Papyrus Raft

Papyrus Rafts are the indirect witnesses (they were still manufactured fifty years ago) of the first vessels of the Nile, back in Neolithic times. They indeed existed in forms still advanced in 3000 BC. The Papyrus was of course the most common herbaceous found on the delta wetlands: It was available in large quantities, possessed a moderate buoyancy, good flexibility, and could give come in many braided forms. Typical raft had a raised bunch, held at both ends by a rope, The same one found on the first soft wooden boats. The Cibora - the Chub of Papyrus - gradually passed in the shape of a basket or a basket, perhaps in 6000-7000 BC (Nile Neolithic peoples), to that, lying in a "shell". The latter was full, in fact, and came with some accessories for properly seawards, like a maneuver bench, a portico for a paddle used as a drift, and a bipod mast on which was mounted a sail (4000-3500 BC, before the founding of the two Kingdoms).

Thor Eyerdhal experimented with the Ra-I in the 1960s but proved that it was absolutely essential to raise the stern as much as possible to prevent water from impregnating papyrus too much.

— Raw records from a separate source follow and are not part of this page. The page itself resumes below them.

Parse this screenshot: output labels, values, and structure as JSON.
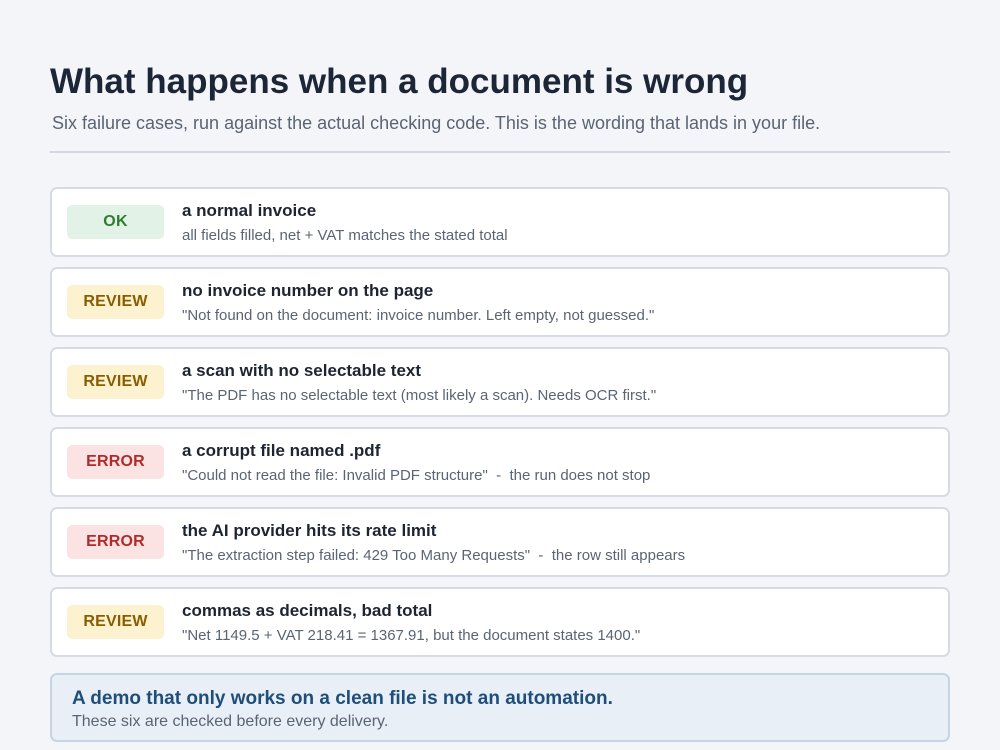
{
  "header": {
    "title": "What happens when a document is wrong",
    "subtitle": "Six failure cases, run against the actual checking code. This is the wording that lands in your file."
  },
  "cases": [
    {
      "status": "OK",
      "status_color": "#2e7d32",
      "title": "a normal invoice",
      "detail": "all fields filled, net + VAT matches the stated total"
    },
    {
      "status": "REVIEW",
      "status_color": "#8a5d00",
      "title": "no invoice number on the page",
      "detail": "\"Not found on the document: invoice number. Left empty, not guessed.\""
    },
    {
      "status": "REVIEW",
      "status_color": "#8a5d00",
      "title": "a scan with no selectable text",
      "detail": "\"The PDF has no selectable text (most likely a scan). Needs OCR first.\""
    },
    {
      "status": "ERROR",
      "status_color": "#b32a2a",
      "title": "a corrupt file named .pdf",
      "detail": "\"Could not read the file: Invalid PDF structure\"  -  the run does not stop"
    },
    {
      "status": "ERROR",
      "status_color": "#b32a2a",
      "title": "the AI provider hits its rate limit",
      "detail": "\"The extraction step failed: 429 Too Many Requests\"  -  the row still appears"
    },
    {
      "status": "REVIEW",
      "status_color": "#8a5d00",
      "title": "commas as decimals, bad total",
      "detail": "\"Net 1149.5 + VAT 218.41 = 1367.91, but the document states 1400.\""
    }
  ],
  "callout": {
    "title": "A demo that only works on a clean file is not an automation.",
    "text": "These six are checked before every delivery."
  }
}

It is only on this condition that a large ship (made of boots thicker than in the center, constituting the shell) could sail in the Mediterranean, on the great rivers, even in the Indian Ocean, which Ra II inspired Aztec ships demonstrated superbly, as did the Tigris (Mesopotamia). Despite their qualities, Papyrus boats had reduced buoyancy for a certain size, and a length limited to 10 meters at most. It was therefore logical that they should give way at some point to wooden vessels.